Frank and I set up camp with a fellow competitor, Sean along side the runway. Sean and I created a "box" using sandals as box markers to walk through our aerobatic routines on the ground. This is referred to often as an "aresti dance" and helps us to visualize the flight (budget aerobatics), memorize the routine, and plan the location of each maneuver to stay within the box and best impress the judges. Essentially we hold our hands out like wings and do our best to imitate where they should be at a given point. It usually ends up looking ridiculous from an outside perspective. Like so:
After a good nights sleep in our tent we took turns using the shower in the hangar. Shockingly enough the shampoo I left behind last year was still at the airport. Convenient when you're packing light for the sake of fuel.
I spend as much time on the ground as possible doing my aresti dance between flights and making sure I am well hydrated and have eaten properly. Ephrata gets very warm and windy which makes taking care of yourself highly important as all these factors as well as sleep will affect G tolerance and performance.
I was wheels up 10 minutes before my first box time to ensure I would be at altitude in the hold and "ready to roll" so to speak. my biggest concern for the routine I would perform was the aerobatic spin to a precise heading with a vertical recovery straight at the ground, which would then be pulled to level flight (not a climb). This is counter to what I spend all of my time instructing for a great variety of reasons and I had a lot of "bad" habits to break.
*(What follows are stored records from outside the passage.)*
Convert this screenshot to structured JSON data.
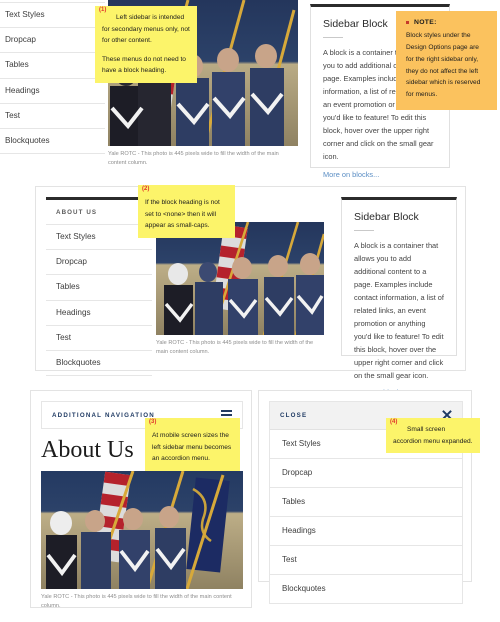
{
  "menu": {
    "heading": "ABOUT US",
    "items": [
      "Text Styles",
      "Dropcap",
      "Tables",
      "Headings",
      "Test",
      "Blockquotes"
    ]
  },
  "sidebar_block": {
    "title": "Sidebar Block",
    "body": "A block is a container that allows you to add additional content to a page. Examples include contact information, a list of related links, an event promotion or anything you'd like to feature! To edit this block, hover over the upper right corner and click on the small gear icon.",
    "link": "More on blocks..."
  },
  "photo": {
    "caption": "Yale ROTC - This photo is 445 pixels wide to fill the width of the main content column."
  },
  "note": {
    "title": "NOTE:",
    "body": "Block styles under the Design Options page are for the right sidebar only, they do not affect the left sidebar which is reserved for menus."
  },
  "annotations": {
    "one": {
      "marker": "(1)",
      "line1": "Left sidebar is intended for secondary menus only, not for other content.",
      "line2": "These menus do not need to have a block heading."
    },
    "two": {
      "marker": "(2)",
      "text": "If the block heading is not set to <none> then it will appear as small-caps."
    },
    "three": {
      "marker": "(3)",
      "text": "At mobile screen sizes the left sidebar menu becomes an accordion menu."
    },
    "four": {
      "marker": "(4)",
      "text": "Small screen accordion menu expanded."
    }
  },
  "mobile": {
    "nav_label": "ADDITIONAL NAVIGATION",
    "page_title": "About Us",
    "close_label": "CLOSE",
    "items": [
      "Text Styles",
      "Dropcap",
      "Tables",
      "Headings",
      "Test",
      "Blockquotes"
    ]
  },
  "colors": {
    "annotation_bg": "#fcf46a",
    "note_bg": "#fbc25e",
    "marker": "#e0342a",
    "link": "#5b8ec4",
    "navy": "#1f3a63"
  }
}
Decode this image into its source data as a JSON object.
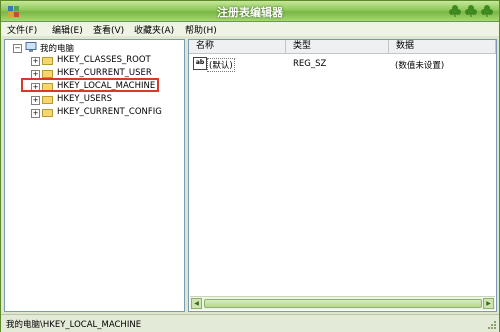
{
  "window": {
    "title": "注册表编辑器"
  },
  "menu": [
    "文件(F)",
    "编辑(E)",
    "查看(V)",
    "收藏夹(A)",
    "帮助(H)"
  ],
  "tree": {
    "root": "我的电脑",
    "items": [
      "HKEY_CLASSES_ROOT",
      "HKEY_CURRENT_USER",
      "HKEY_LOCAL_MACHINE",
      "HKEY_USERS",
      "HKEY_CURRENT_CONFIG"
    ],
    "highlighted": "HKEY_LOCAL_MACHINE"
  },
  "values_pane": {
    "columns": [
      "名称",
      "类型",
      "数据"
    ],
    "rows": [
      {
        "name": "(默认)",
        "type": "REG_SZ",
        "data": "(数值未设置)"
      }
    ]
  },
  "status": {
    "path": "我的电脑\\HKEY_LOCAL_MACHINE"
  },
  "colors": {
    "title_gradient": "#79b745",
    "highlight_box": "#d63b2a",
    "folder": "#f5d76e"
  },
  "icons": {
    "app": "regedit-icon",
    "window_controls": [
      "clover-icon",
      "clover-icon",
      "clover-icon"
    ]
  }
}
Almost immediately after my first coach called me into the box things got interesting. I dove in for speed ready to perform my first maneuver lightning struck from a very small cell less than 10 miles away. I called the coach to let him know I would be coming down and we agreed to call the practices off and wait until there was no lightning in the area for 30 minutes before starting again. As I was in no hurry to get any closer to the cell with the lightning activity but had a great deal of altitude to lose before joining the circuit at 1,200' I got the power off and slipped the plane quickly to get on the ground as fast as possible, turning away from the weather system and landed safely. Slipping becomes a great skill in the toolbox of any aerobatic pilot with no flaps.
As the schedule changes for no one (not evening lightning) it was determined that the two of use who missed flights due to weather concerns would fly 4 times on day 2 or 3 rather than move everyone else.
My second flight of the day became my first aerobatic flight and the learning curve was on with a focus on competition style spins, and hitting the vertical up and down lines with accuracy. Eventually we moved onto competition rolls where the plane does an aileron roll while maintaining a level flight path.